CONCERNING THE MEANS OF ACQUIRING CLEANLINESS
THE TRUE MEANS of acquiring Cleanliness is perpetual study of both the halachic and ethical pronouncements of our Sages of blessed memory. For once the truth of man's responsibility for Cleanliness and his need for it has impressed itself upon a person through his prior acquisition of Watchfulness and Zeal, (the result of his occupation with the means towards their attainment and the withdrawing of himself from the elements detracting from them) - once this truth has impressed itself upon a person, he will, with a knowledge of the fine points of the mitzvoth, be enabled to exercise Watchfulness in relation to all of them, so that no deterrents will prevent his attaining to Cleanliness.
Of necessity, therefore, one must acquire a thorough knowledge of the laws, which will enable him to determine how far the mitzvoth branch out.
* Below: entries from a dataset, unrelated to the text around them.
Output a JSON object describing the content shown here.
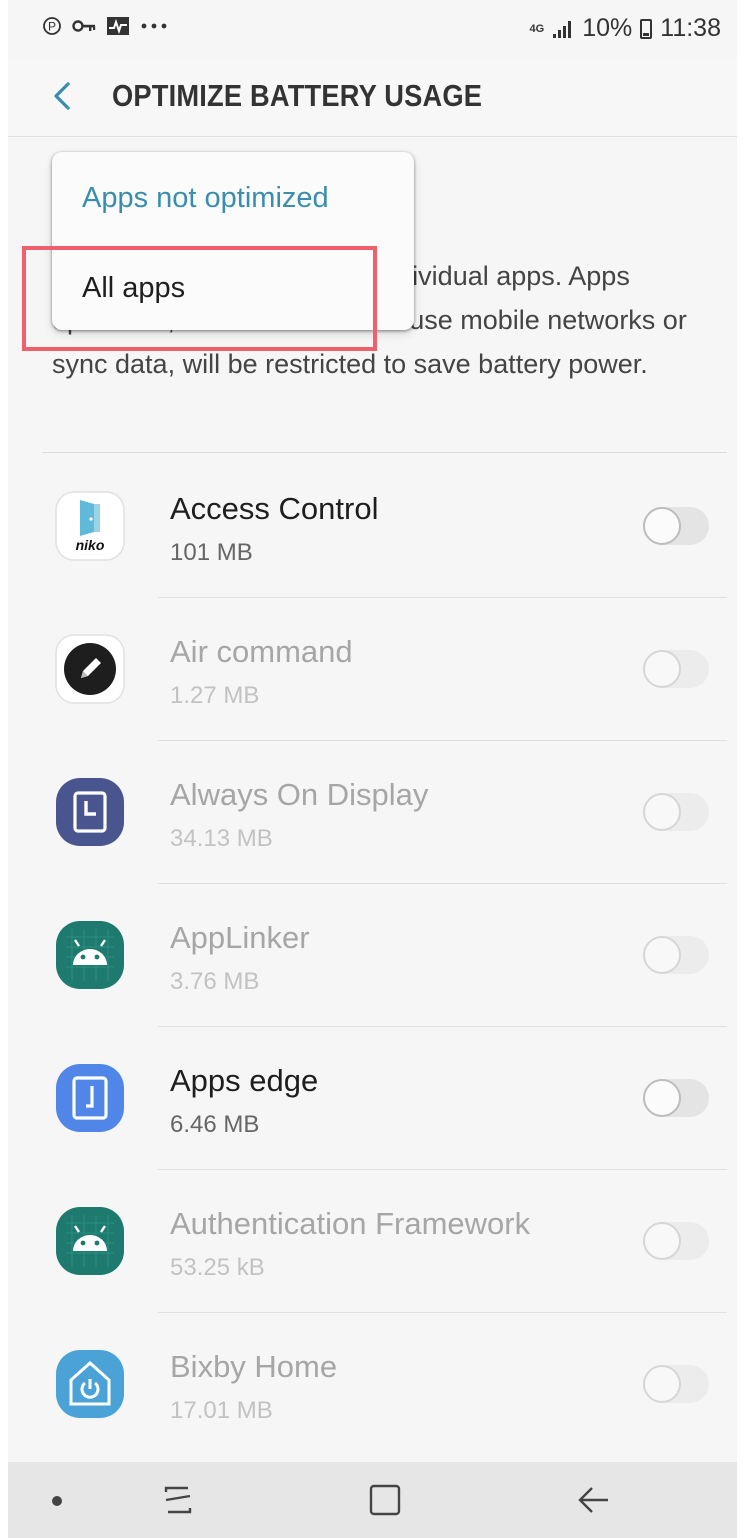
{
  "status_bar": {
    "left_icons": [
      "nfc-icon",
      "vpn-key-icon",
      "activity-icon",
      "more-notifications-icon"
    ],
    "network": "4G",
    "battery": "10%",
    "time": "11:38"
  },
  "header": {
    "title": "OPTIMIZE BATTERY USAGE",
    "back_icon": "back-chevron-icon"
  },
  "description": "Optimize battery usage for individual apps. Apps optimized, such as those that use mobile networks or sync data, will be restricted to save battery power.",
  "dropdown": {
    "selected": "Apps not optimized",
    "options": [
      "Apps not optimized",
      "All apps"
    ],
    "highlighted_option": "All apps"
  },
  "apps": [
    {
      "name": "Access Control",
      "size": "101 MB",
      "icon": "niko-access-control-icon",
      "enabled": true,
      "optimized": false
    },
    {
      "name": "Air command",
      "size": "1.27 MB",
      "icon": "air-command-pen-icon",
      "enabled": false,
      "optimized": false
    },
    {
      "name": "Always On Display",
      "size": "34.13 MB",
      "icon": "always-on-display-clock-icon",
      "enabled": false,
      "optimized": false
    },
    {
      "name": "AppLinker",
      "size": "3.76 MB",
      "icon": "android-robot-icon",
      "enabled": false,
      "optimized": false
    },
    {
      "name": "Apps edge",
      "size": "6.46 MB",
      "icon": "apps-edge-panel-icon",
      "enabled": true,
      "optimized": false
    },
    {
      "name": "Authentication Framework",
      "size": "53.25 kB",
      "icon": "android-robot-icon",
      "enabled": false,
      "optimized": false
    },
    {
      "name": "Bixby Home",
      "size": "17.01 MB",
      "icon": "bixby-home-icon",
      "enabled": false,
      "optimized": false
    }
  ],
  "icon_labels": {
    "access_control": "niko"
  },
  "nav_bar": {
    "buttons": [
      "recent-apps-icon",
      "home-icon",
      "back-icon"
    ]
  },
  "colors": {
    "accent": "#3a8ead",
    "highlight_box": "#f0606a",
    "background": "#f6f6f6"
  }
}
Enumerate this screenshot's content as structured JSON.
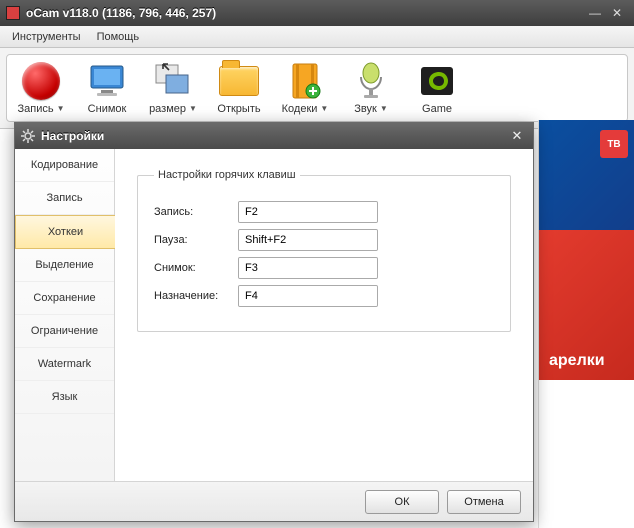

Also, because one is prone to forgetfulness in relation to these fine distinctions, he must perpetually engage in the study of those treatises which expound them, so that the distinctions are enforced within his mind. 1n doing so, he will, of a certainty, be spurred on to observe them.
Likewise, the cultivation of character traits demands a study of the ethical dicta of the earlier or later authorities. For very often, even after one has resolved to be fastidious in Cleanliness, he is liable to wrongdoing in certain areas because of their not having come within the province of his understanding. For a man is not born wise, and it is impossible for him to know everything. But in studying these writings he will be awakened to that which he had not recognized, and he will come to understand what he had not previously grasped, even such matters as he will not find in the treatises themselves. For when his mind is alive to these things, it will survey all within its domain and bring forth new understandings from the wellspring of truth.
The factors which detract from Cleanliness are all those which detract from Watchfulness, in addition to that of incomprehensive knowledge of the laws or of ethical principles, as stated above. As our Sages of blessed memory have said (Avoth 2.5), "An ignoramus cannot be a saint" (for he who does not know, cannot do), and, in a similar vein (Kiddushin 406), "Great is learning, for it leads to doing."